How to avoid meat and still eat seasonal, delicious food on Friday night.
I once ate a peach while sitting on a bollard in the Piazza del Plebiscito in Naples. I had bought it half an hour beforehand from a fruit stand at the top of one of the city’s funiculars, where it was handed over without ceremony in a paper bag. It turned out to be a peach of a peach, its white flesh sweet, chin-wipingly juicy and headily perfumed. It is the peach against which I now measure all others.
This week’s recipe pays homage to that moment. It’s really more an assembly job than a recipe and calls for truly ripe peaches and milkily fresh mozzarella. I have made it very successfully with some of the excellent British-made mozzarella that is now available. Burrata, with its oozing creamy middle, would make a good substitute.
Serves 2 as a light supper; 4 as a starter:
6 ripe, juicy peaches, white or yellow
250g mozzarella, preferably di bufala
A handful of fresh mint leaves
Juice of ½ lemon
Salt flakes and freshly ground black pepper
Fruity extra virgin olive oil
Using your hands – over a bowl to catch any juices – tear the peaches into quarters.

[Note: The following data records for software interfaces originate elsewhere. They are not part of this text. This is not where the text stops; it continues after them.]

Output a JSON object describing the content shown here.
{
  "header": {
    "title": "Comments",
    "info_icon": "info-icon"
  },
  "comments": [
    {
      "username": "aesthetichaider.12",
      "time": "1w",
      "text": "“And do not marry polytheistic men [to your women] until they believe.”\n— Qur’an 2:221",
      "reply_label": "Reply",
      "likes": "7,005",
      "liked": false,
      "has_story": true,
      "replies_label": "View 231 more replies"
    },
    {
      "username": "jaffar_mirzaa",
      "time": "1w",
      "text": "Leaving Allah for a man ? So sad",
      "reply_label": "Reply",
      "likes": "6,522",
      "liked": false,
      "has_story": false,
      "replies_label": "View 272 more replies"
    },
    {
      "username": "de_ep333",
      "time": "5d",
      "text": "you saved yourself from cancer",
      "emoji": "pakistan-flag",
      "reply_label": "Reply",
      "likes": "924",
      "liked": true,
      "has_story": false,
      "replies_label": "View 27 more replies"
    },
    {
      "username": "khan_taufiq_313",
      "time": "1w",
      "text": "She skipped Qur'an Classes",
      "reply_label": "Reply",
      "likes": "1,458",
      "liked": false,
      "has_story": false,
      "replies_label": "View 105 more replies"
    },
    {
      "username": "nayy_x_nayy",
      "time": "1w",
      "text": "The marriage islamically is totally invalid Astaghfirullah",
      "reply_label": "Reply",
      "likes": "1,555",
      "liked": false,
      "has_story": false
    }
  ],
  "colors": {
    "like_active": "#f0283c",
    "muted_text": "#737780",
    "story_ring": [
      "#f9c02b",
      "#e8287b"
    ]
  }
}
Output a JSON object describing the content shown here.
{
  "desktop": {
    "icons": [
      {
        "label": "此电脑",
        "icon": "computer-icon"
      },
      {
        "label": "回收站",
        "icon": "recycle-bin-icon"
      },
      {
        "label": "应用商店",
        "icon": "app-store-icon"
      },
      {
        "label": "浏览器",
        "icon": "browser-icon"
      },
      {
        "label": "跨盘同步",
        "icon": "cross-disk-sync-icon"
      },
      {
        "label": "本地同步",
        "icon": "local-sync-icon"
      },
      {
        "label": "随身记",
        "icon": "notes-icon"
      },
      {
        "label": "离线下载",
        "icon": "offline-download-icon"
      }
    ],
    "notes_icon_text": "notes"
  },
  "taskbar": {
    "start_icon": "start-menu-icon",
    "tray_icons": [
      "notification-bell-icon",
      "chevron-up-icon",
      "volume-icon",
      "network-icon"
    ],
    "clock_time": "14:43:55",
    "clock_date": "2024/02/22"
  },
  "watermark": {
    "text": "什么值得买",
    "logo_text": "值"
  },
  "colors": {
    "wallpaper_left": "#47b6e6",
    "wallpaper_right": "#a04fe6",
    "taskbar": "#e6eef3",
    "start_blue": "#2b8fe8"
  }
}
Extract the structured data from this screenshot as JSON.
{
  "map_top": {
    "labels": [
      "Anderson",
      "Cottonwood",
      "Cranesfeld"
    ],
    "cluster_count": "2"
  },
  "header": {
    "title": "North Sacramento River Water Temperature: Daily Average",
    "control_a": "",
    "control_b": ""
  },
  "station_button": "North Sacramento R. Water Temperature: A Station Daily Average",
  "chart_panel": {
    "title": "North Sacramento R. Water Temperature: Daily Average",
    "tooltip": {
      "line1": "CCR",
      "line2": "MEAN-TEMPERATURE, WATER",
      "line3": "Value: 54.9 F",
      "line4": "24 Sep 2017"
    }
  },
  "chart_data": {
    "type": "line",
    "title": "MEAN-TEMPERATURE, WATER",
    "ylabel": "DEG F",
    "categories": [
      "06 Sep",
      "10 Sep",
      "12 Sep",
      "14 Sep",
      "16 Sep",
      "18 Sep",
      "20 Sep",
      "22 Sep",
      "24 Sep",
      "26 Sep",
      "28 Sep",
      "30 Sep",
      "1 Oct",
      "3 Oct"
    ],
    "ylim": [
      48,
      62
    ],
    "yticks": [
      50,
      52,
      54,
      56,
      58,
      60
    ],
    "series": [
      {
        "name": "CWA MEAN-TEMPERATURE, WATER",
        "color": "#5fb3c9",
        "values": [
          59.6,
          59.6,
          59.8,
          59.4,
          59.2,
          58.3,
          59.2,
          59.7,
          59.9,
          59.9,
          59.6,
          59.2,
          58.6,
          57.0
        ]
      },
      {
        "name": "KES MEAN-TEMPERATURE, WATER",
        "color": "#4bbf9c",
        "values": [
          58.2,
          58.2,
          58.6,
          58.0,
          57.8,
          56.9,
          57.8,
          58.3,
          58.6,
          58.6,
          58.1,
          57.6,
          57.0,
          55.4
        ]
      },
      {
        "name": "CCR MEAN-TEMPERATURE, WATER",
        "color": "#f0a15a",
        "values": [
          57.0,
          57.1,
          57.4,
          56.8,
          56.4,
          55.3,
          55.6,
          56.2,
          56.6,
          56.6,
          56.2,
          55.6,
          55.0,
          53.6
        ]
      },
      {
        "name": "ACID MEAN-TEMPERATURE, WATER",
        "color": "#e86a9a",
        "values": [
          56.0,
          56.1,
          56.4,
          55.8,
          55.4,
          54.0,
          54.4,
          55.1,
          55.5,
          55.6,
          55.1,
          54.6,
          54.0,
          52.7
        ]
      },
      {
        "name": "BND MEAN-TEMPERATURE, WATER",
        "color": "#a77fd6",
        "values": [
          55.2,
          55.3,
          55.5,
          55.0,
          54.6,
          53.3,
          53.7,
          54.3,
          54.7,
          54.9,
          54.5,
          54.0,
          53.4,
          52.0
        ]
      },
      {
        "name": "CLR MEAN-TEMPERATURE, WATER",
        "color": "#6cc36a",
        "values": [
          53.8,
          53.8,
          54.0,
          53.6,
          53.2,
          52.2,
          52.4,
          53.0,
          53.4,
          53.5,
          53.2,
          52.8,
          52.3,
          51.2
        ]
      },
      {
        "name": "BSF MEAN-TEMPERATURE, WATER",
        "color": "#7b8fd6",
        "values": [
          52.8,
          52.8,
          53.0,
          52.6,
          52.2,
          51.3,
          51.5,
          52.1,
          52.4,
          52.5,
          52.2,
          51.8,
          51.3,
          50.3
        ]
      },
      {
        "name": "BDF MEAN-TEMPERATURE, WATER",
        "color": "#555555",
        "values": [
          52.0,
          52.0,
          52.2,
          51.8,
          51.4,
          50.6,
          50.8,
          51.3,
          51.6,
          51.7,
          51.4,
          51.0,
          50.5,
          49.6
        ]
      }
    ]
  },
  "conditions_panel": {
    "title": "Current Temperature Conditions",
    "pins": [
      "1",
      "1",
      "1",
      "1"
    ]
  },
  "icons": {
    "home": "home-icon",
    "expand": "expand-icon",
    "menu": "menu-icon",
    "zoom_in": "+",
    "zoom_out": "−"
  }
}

They may not twist cleanly off the stone, but don’t worry. Charming rusticity is the look you are going for here.
Put the peach pieces in the bowl and add good squeeze of lemon juice. Sprinkle with a few pinches of salt flakes as a counterpoint to the sweet peaches and toss gently together.
Arrange the peaches on your plates. Tear the mozzarella into bite-size pieces and dot them between the pieces of peach.
Spoon over a little of the juice from the bowl, then tear a few mint leaves over each plate. Splash with a trickle of olive oil, grind over a little black pepper and add more salt flakes, if you want, before serving.
Lucas Hollweg is an award-winning food writer, cookbook author and cook. A former Sunday Times journalist and cookery columnist, he writes for a wide range of food publications. His most recent book is Good Things to Eat.